» **Problem description**
Return the lines below that carry the word "arrow".

» **Recorded data**
# # # #
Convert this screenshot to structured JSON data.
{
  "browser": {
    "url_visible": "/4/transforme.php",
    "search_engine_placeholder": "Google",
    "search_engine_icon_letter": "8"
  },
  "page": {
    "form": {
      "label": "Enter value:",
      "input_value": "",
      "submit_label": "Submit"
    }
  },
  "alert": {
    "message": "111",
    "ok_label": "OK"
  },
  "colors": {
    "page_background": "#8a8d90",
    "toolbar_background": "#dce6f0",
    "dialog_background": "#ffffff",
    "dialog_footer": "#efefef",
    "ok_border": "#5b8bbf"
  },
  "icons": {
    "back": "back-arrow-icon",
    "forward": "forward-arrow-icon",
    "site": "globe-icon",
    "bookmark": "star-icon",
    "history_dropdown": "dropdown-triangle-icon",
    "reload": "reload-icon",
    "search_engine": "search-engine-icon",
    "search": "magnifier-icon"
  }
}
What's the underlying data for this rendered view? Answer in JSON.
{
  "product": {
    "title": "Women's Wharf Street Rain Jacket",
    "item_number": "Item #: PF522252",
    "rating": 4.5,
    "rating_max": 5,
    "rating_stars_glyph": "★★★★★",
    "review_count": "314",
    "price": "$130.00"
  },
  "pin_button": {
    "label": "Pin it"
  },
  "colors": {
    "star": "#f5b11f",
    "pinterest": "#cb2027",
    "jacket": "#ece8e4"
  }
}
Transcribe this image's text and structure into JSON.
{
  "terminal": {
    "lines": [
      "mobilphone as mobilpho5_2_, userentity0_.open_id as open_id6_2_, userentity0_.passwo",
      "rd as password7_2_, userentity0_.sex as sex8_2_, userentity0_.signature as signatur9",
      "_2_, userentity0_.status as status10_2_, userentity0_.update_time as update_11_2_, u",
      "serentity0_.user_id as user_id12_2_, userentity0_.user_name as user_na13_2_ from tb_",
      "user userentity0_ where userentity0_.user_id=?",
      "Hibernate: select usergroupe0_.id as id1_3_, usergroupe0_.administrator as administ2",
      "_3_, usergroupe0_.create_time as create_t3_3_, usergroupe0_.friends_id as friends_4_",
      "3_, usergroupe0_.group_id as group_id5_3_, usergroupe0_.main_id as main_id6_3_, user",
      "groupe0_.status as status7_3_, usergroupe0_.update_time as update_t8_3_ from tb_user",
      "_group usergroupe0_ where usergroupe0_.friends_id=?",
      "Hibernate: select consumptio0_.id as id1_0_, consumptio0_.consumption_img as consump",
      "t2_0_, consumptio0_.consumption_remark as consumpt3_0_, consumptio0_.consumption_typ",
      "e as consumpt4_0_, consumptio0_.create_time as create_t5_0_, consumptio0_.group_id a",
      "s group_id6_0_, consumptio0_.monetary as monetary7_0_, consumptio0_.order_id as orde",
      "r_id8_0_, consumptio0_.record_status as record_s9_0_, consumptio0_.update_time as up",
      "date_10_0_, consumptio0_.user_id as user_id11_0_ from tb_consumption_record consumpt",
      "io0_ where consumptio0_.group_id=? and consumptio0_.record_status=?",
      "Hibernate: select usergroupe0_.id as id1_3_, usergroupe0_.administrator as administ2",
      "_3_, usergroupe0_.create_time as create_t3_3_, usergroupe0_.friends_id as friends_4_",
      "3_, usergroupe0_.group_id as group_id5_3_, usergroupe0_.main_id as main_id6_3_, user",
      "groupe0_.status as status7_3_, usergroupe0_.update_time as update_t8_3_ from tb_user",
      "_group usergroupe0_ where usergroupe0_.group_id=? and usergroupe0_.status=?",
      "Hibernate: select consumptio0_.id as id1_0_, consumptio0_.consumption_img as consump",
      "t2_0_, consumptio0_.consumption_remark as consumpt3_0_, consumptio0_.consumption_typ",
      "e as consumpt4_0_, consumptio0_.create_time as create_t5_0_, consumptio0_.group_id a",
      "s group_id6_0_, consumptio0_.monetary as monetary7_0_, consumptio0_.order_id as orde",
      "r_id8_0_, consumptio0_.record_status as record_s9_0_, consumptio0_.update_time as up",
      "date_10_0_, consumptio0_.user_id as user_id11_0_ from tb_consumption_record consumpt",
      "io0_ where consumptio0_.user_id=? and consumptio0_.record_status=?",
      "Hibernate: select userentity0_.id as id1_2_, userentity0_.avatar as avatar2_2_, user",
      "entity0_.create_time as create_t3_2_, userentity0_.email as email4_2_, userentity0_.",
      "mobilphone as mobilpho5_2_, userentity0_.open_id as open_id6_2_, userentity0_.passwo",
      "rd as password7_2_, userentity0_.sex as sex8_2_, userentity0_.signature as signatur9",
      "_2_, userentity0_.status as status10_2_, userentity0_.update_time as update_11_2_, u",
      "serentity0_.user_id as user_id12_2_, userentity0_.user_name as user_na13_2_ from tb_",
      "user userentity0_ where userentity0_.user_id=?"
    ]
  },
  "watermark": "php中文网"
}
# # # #
» **Finished task**
    "back": "back-arrow-icon",
    "forward": "forward-arrow-icon",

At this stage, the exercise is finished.